Simon:
Which pigments do you know? Which colors do you know about?

Hope:
Well, I knew they used to grind up different bits of earth to get different colors.

Simon:
A lot of them are made out from natural materials like earth and they’re called umber, the Italian word. And there’s another one that’s called mummy which is actually made from ground up Egyptian mummies. It’s a pretty horrible idea that you’re painting with somebody’s ground up body. And then there’s another one, a very bright yellow, which is made from cows’ pee. The cow is fed mangos and mango leaves which is very, very intense yellow. And then of course the cow pees and makes this fantastic pool of yellow which is then dried. Sometimes, it’s not made anymore but I do have some very old pigment and it actually does smell of pee.

And these are some of the pigments that we use. These are all the umbers, those brown pigments there. And you can tell they’re new pigments because they’re so bright.

Hope:
What advice would you give to someone my age?

Simon:
The best thing to do is to go to university and you can learn about it. You can learn about the art history and you can learn about how to restore paintings. So you learn about all the different glues, all the different types of paint, how to clean things. You learn a little bit about chemistry. And all of those different things you can learn about in the three years of going to university.

Hope:
Thank you so much for talking to me and thank you for giving your time. Thank you.

Simon:
I very much enjoyed it. I really have enjoyed it actually. Very much enjoyed talking to you.

Hope:
Yeah. Me, too.

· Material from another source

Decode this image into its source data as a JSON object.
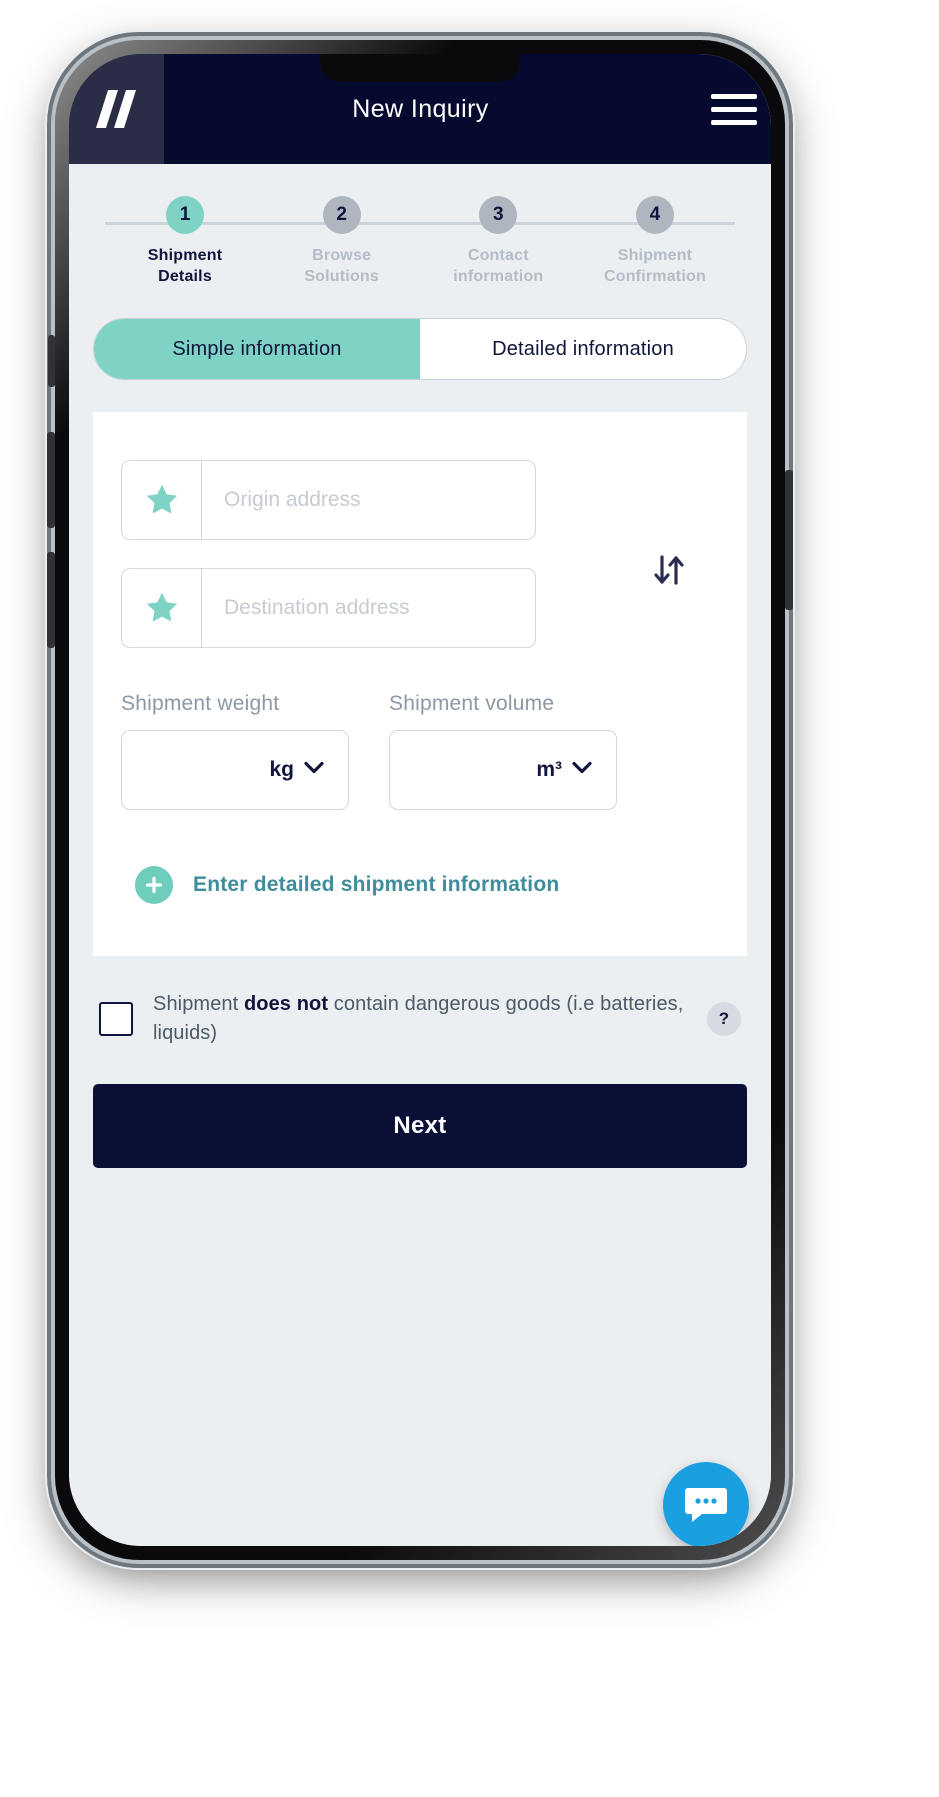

That brings us to the end of our visit but I hope you enjoyed meeting Simon as much as I did, and enjoyed finding out all about him and what he does. Okay, thanks for watching and I’ll see you next time.